> TASK
Among the entries below, find all lines that include "Santa" and copy them.

> DATA FOR ANALYSIS

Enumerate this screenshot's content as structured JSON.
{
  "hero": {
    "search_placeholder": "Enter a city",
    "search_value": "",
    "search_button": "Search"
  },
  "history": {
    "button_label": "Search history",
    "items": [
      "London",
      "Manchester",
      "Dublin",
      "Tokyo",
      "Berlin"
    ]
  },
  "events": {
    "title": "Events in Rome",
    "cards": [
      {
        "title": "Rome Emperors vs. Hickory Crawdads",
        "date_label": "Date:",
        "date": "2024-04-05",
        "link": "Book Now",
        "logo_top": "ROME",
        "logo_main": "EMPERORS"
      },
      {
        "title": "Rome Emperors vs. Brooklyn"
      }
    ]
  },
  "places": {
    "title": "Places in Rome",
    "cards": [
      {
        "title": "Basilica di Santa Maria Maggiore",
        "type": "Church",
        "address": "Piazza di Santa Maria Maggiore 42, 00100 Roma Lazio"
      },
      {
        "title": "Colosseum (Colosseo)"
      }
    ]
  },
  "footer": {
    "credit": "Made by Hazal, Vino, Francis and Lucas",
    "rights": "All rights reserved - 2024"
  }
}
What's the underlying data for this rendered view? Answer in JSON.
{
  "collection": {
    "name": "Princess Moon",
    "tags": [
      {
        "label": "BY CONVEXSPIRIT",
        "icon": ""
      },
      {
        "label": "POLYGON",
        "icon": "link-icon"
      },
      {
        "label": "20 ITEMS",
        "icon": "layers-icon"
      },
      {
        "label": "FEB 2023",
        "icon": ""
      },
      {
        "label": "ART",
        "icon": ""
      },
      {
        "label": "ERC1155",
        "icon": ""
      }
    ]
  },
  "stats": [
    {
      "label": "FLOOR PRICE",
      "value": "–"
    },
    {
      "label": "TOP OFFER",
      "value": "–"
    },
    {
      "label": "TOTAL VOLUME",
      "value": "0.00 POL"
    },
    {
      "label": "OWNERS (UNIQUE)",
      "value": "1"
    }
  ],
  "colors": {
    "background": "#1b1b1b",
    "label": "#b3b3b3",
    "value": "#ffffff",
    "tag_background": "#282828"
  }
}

> ANSWER FOR THIS EXERCISE
        "title": "Basilica di Santa Maria Maggiore",
        "address": "Piazza di Santa Maria Maggiore 42, 00100 Roma Lazio"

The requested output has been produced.